Back to the question of how we met. I had been "dating" a lot of people and it was really by chance that someone had introduced us to one another. He is a little bit older than me, about five, six years older, and he has that young hustle type of mindset being in his mid to late 30s. Again, he had something to bring to the table that I didn't have and I had something to bring to the table that he didn't have. So it was very much a mutual respect for one another instantly. Over time, we developed more of that respect, making sure our values align, making sure we understood where the direction of the business is going and understanding what our North Star is. And really our North Star for both of us is living a life by design. Living a life on our terms. And so if we both agree to that, then we know how to direct the ship in the way that we want to go. We can go off and conquer more. Andrew, my business partner, goes and shakes the lemon tree, and I determine if we make lemonade or lemon juice out of it.

Is there anything else that our audience should know? Or any tips that you would like to share with them that you learned along the way?
The big thing with all of this is that people want to do real estate investing to become financially free. They want to get into the business to leave their day job. What I say to people is to run your own race. Don't look at other people. Look at your own situation. Look at how you can continue to move the needle and enjoy the journey, because ultimately life is short and you will get to where you're going with the right mindset. It may take some time, but if you have the wrong mindset on the front end and think you're going to be financially free within two years, you might be able achieve that. Well done. But the majority of us can't achieve that. It might take five, six, 10 years. And I'm an example of that.

I moved to this country with limited funds, no established network, and started learning essentially from scratch. And I was able to achieve financial freedom in seven years. Now, seven years is still a long time, but what I'm saying is that if you go into this thinking you're going to achieve it in two years and you get to the end of two years and you haven't achieved that. You have a higher likelihood of quitting and not sticking to the game. If you go in thinking that this may take seven to 10 years, you're going to enjoy the journey a little bit more. You're going to be able to give yourself credit when credit is due. When you're slowly putting one foot in front of the other. And over time, if you're consistent with what you do, you will see results. consistency, mindset and never giving up is really important.

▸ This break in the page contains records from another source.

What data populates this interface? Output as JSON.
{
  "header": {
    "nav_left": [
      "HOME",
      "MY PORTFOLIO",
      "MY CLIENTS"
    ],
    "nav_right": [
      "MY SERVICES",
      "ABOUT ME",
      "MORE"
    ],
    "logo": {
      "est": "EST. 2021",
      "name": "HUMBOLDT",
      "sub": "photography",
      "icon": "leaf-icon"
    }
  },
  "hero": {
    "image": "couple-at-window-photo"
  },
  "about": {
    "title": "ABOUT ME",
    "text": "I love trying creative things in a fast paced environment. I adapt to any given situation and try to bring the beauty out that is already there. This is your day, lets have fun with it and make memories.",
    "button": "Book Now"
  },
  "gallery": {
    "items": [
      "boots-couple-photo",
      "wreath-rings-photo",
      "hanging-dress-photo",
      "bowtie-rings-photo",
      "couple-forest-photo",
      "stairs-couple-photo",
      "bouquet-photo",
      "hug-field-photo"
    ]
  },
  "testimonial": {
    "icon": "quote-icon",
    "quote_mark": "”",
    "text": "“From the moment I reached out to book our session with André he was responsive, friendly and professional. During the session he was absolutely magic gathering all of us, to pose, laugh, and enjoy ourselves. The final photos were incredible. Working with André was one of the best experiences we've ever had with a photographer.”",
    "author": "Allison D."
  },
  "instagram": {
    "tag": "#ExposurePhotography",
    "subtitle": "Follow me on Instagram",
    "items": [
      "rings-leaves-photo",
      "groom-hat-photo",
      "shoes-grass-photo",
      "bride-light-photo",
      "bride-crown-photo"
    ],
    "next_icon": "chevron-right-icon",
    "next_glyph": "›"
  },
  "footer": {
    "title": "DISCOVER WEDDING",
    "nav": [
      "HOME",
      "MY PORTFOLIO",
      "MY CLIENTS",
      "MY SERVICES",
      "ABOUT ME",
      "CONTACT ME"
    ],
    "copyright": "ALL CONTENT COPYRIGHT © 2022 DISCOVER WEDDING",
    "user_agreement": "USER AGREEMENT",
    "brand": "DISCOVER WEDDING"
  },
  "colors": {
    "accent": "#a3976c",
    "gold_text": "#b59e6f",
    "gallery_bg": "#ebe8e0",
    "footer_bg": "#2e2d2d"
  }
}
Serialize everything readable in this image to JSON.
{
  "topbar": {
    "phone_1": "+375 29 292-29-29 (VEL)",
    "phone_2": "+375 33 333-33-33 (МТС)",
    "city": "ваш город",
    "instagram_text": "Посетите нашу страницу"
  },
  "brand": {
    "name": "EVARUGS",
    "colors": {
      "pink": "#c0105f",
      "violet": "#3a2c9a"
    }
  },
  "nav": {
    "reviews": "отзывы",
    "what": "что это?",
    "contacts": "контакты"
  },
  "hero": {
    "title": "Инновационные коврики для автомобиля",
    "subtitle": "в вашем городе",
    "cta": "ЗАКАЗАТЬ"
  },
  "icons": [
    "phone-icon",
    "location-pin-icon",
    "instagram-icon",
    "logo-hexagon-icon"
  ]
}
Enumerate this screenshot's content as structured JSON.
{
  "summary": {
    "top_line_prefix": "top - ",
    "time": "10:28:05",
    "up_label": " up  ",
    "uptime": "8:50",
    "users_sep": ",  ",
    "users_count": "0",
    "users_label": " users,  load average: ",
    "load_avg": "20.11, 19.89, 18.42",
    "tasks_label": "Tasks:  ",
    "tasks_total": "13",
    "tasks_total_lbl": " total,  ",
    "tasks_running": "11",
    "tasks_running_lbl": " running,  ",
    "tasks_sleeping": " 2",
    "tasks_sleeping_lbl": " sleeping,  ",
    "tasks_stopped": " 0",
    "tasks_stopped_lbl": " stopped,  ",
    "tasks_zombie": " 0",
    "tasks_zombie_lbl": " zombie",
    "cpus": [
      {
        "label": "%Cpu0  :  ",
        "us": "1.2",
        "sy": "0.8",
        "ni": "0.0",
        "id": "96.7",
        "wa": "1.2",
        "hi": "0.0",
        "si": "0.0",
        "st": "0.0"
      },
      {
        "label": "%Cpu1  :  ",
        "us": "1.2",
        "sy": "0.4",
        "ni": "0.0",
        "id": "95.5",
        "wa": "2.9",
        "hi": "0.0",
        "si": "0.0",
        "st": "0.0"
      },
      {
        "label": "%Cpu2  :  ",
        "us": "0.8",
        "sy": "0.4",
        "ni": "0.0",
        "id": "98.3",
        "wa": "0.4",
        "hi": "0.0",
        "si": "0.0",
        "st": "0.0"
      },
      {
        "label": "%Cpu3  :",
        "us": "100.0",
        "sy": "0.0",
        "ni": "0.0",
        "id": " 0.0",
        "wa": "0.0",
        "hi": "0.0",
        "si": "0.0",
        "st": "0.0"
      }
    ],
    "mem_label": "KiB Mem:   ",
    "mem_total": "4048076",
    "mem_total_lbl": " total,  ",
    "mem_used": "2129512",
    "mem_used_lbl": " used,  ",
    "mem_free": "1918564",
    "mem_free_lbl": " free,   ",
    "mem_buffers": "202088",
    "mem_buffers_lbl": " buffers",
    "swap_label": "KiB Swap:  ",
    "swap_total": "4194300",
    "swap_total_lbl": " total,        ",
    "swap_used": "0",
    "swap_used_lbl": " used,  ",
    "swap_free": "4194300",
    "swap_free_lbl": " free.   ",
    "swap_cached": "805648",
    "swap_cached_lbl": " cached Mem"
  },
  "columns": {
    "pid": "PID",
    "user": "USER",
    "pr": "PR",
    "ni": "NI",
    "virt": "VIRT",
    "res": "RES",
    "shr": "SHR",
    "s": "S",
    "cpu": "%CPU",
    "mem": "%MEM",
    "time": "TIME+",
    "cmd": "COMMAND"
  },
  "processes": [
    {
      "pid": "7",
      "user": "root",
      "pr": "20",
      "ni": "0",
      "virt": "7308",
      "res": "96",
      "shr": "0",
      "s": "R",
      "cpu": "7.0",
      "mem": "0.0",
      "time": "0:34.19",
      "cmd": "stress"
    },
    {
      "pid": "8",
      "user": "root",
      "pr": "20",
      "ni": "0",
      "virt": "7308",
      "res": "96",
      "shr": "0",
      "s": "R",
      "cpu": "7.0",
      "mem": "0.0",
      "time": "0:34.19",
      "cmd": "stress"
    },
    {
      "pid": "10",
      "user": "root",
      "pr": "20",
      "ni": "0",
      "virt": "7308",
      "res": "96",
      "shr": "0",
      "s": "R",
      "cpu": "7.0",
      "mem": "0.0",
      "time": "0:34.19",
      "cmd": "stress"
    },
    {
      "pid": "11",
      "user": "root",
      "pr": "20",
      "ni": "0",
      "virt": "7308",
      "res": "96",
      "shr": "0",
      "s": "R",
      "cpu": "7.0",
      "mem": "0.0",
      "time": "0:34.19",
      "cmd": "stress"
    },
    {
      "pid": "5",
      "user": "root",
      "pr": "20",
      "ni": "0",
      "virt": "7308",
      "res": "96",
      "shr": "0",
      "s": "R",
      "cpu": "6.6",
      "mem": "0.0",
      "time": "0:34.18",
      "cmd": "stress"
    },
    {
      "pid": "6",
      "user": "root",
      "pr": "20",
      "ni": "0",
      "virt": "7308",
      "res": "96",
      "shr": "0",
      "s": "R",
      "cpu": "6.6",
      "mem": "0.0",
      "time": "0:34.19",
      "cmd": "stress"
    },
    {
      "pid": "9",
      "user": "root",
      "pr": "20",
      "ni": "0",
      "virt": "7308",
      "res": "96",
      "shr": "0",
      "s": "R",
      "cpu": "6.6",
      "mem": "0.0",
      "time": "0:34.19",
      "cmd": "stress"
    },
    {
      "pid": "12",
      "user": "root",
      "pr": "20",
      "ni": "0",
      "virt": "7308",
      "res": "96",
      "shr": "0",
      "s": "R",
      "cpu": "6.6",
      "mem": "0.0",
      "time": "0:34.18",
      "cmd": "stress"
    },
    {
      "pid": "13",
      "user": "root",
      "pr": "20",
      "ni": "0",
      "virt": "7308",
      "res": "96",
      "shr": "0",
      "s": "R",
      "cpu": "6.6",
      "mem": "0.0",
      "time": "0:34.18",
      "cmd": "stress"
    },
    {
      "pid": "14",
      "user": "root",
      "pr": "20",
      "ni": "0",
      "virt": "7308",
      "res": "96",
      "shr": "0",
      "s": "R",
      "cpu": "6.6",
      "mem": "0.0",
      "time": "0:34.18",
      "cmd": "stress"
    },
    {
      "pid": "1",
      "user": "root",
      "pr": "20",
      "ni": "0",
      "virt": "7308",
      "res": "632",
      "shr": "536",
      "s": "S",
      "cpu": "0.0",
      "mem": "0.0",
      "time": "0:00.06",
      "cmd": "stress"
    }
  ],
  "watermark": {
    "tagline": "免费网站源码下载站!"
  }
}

I second that very much, especially that first year can be a bit challenging.
When I say don't compare yourself to other people, if you need a day job to keep the bills paid and keep the roof over your head, then keep it. It's what you have to do. Do whatever you need to do in your life in order to keep you happy and keep the wolves at bay. And if that means you need to be in a W2 job for another three or four years and you have to work harder on the weekends, so be it. But it's OK, you don't have to compare yourself to anyone else because "Oh I didn't achieve financial freedom for five or six years". Who cares? I was hustling at this whole thing since from when I first moved here in 2012 to 2017, before I was able to quit my day job. It was a lot of hard work, a lot of sleepless nights and long weekends. But I got there in the end because I knew I could back myself. And that's one other lesson is learn to back yourself. Learn to bet on yourself. If you can't bet on yourself, then who can you bet on? And that's really important to understand as well.

And five years in the grand scheme of things is really nothing.
I remember someone saying to me, when you're 70 or 80 years of age, talking with your grandkids, does it matter if you have achieved financial freedom in 2017 or 2021 or 2025? And the answer is it doesn't matter. What matters is that you are their granddad, and you watched them grow up. We're all wanting it to happen tomorrow. And that's great. Having drive is really important because that's what got me here. But also making sure that you don't neglect other areas in your life is the message I'm trying to relay here.

Reed Goossens